This past weekend I was in a desperate need for a different dress. I have yet to fully stock Stephanie’s wardrobe at this time, but I felt I needed something to wear around the house on weekends that was more fitting of the style I was picturing in my head. It was a very specific style of dress. Needless to say the very first store I walked into had it. The right style. Right color. Right material. Even the price was right. Why didn’t I get it? The size was all wrong. I didn’t want to stand there and verify it was going to fit nor did I want to continue thumbing through the rack trying to find one that would, instead I quickly left the store and proceeded towards my usual practice of circling. Finally it hit me. I have as much of a right to shop as anyone else in there. Second, I’ve started telling more people about my secret which is quickly becoming the norm rather than a secret. As such I figured out that, to hell with the people who might judge me it’s not like any of them will ever see me again or recognize me anyways. Based on that I pushed myself straight into the dress aisle at JCPenny, flipping through the clearance rack until I found not one but two dresses that were not only the right fit but perfect style and look for what I was going for.

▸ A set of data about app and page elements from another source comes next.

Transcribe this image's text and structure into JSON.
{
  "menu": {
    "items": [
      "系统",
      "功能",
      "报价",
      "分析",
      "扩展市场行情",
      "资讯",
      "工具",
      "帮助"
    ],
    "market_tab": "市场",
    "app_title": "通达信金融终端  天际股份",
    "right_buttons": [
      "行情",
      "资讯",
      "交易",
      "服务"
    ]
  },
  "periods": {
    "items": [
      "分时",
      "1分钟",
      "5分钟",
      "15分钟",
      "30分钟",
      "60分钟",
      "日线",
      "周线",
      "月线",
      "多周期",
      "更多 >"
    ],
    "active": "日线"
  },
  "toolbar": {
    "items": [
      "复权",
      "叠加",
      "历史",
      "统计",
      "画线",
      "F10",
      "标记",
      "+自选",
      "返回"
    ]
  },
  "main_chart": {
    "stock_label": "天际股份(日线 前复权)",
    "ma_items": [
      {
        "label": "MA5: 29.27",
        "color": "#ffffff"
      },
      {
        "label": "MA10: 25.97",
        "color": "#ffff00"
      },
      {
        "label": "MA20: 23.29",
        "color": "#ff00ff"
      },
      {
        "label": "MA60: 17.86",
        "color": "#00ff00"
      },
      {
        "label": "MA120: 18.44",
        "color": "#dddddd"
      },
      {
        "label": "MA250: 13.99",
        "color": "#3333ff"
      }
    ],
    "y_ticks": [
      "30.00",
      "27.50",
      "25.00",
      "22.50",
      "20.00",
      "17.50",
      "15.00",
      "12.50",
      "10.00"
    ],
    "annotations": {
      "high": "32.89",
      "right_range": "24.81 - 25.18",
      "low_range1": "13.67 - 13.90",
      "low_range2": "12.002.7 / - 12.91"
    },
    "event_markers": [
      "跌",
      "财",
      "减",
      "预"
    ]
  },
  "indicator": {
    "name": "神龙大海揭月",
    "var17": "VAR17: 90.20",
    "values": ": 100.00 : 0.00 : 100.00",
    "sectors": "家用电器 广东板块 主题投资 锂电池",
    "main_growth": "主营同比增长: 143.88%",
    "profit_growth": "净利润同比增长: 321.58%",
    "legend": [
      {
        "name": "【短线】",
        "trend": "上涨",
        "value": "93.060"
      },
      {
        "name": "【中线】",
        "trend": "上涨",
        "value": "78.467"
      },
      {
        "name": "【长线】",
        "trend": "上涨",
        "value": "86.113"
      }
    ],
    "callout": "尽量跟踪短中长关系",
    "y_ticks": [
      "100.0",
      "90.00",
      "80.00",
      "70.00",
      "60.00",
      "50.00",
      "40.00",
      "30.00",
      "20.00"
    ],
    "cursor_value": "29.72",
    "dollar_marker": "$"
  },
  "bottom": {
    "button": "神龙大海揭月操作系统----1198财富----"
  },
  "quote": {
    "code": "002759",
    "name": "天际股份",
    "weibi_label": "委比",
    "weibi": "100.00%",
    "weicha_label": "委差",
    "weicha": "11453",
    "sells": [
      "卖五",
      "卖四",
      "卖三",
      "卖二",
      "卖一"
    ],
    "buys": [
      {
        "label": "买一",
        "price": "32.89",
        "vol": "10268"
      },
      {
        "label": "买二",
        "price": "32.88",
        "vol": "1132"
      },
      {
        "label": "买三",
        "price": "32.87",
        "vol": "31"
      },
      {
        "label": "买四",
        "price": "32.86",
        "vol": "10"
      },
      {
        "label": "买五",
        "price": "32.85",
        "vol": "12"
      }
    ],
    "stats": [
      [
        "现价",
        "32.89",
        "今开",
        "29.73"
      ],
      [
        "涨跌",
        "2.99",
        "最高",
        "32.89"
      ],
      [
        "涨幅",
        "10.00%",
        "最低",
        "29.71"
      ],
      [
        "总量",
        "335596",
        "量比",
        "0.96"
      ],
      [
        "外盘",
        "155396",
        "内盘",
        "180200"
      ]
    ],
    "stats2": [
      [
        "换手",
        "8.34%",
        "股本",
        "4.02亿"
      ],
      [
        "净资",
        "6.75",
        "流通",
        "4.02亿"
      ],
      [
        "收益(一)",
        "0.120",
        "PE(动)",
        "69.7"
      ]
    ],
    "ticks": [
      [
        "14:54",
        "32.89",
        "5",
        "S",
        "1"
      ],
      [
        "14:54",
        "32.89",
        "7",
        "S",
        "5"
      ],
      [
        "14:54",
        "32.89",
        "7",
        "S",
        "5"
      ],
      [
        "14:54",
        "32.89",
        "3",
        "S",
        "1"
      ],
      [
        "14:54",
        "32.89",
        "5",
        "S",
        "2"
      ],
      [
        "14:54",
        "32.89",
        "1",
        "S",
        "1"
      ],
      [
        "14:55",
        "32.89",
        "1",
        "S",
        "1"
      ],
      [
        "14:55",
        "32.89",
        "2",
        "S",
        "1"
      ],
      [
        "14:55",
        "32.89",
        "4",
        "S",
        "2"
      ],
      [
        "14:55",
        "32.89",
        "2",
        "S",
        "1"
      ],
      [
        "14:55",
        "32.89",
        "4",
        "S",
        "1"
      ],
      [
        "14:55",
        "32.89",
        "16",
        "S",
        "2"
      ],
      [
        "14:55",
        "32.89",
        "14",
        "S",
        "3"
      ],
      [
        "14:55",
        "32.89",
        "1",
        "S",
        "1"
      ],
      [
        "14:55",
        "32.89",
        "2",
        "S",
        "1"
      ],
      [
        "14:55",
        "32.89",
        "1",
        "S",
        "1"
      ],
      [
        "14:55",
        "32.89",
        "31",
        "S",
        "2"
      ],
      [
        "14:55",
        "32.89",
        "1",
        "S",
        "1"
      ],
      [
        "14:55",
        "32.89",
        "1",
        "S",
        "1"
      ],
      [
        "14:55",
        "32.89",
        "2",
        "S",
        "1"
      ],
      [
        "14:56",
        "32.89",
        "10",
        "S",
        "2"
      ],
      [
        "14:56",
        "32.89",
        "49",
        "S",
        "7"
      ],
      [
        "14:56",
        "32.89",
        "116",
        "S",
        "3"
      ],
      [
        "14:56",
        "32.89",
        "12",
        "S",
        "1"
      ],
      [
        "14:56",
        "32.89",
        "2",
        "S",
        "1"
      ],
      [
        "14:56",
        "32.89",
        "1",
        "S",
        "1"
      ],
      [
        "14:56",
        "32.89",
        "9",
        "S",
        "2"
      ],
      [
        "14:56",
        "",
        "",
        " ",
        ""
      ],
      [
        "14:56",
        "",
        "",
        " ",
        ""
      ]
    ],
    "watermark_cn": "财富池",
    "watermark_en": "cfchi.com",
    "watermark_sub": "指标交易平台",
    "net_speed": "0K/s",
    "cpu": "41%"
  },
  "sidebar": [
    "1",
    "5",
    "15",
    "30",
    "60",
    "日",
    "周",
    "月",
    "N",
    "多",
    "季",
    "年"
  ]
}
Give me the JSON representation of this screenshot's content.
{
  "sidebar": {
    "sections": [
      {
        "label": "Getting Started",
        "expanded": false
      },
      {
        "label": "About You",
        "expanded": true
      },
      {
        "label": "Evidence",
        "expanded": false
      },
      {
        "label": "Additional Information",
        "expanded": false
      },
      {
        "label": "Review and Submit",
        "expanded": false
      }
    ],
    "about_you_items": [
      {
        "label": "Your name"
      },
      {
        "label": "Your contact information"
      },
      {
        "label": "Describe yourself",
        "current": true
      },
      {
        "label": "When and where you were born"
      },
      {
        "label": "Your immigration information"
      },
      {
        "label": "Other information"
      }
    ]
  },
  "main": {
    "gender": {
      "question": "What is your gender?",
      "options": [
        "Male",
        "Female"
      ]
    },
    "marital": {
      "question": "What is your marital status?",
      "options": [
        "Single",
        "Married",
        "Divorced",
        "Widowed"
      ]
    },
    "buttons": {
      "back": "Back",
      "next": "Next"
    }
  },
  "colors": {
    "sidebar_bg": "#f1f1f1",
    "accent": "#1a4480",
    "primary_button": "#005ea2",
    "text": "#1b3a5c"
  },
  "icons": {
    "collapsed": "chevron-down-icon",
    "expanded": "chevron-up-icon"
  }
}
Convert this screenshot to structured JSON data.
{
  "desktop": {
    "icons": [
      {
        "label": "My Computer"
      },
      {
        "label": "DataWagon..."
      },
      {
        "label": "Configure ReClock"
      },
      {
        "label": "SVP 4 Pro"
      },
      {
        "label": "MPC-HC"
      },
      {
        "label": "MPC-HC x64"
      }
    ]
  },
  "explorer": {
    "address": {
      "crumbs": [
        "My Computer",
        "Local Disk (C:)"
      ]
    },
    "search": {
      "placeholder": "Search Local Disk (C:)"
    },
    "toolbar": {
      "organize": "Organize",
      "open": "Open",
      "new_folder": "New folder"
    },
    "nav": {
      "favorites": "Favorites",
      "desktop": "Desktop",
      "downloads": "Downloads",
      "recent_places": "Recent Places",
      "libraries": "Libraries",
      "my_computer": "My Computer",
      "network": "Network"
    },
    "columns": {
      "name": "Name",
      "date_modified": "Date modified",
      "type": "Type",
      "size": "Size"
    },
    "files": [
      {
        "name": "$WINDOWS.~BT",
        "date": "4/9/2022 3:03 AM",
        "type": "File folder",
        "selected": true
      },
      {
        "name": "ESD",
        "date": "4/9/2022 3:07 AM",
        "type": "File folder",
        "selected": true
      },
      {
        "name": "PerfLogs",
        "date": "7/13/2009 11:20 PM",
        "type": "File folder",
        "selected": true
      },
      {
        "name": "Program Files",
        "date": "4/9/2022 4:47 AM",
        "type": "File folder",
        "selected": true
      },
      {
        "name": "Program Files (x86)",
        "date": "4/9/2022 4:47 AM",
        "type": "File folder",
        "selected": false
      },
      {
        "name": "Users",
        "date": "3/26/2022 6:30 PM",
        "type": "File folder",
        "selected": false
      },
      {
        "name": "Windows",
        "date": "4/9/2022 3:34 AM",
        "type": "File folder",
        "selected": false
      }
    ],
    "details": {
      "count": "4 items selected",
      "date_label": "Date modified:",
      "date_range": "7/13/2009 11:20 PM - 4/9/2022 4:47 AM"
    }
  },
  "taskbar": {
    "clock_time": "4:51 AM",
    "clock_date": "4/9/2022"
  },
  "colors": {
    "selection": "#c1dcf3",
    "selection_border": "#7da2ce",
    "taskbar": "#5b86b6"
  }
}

It has all been an informative experience. Each time I seek out to buy a new article of clothing it gets a little easier. Now that I am not longer worried about being found out, since I am telling people about Stephanie, it’s getting easier to not let that voice in my head talk me out of getting the items I am there to buy.

I understand not everyone is going to relate to this struggle. I also know my audience expects more from me than stories about Barbie dolls and dress shopping. Fair enough but this is my website where I share my life. It’s always been about me. The person living in the darkness, hiding from the society that shames them. Scares them. Threatens them. This is why I write these articles. I want to do my part to show that society is changing. People like me, others out there with similar fears, need to know how to overcome those fears. It’s important for me, it’s important for Stephanie to be heard. Now all I want to do is get glammed up in my pretty new dress and share lots of cute photos to my social media followers. As the fear erodes the chances of public exposure increases. Stay cool.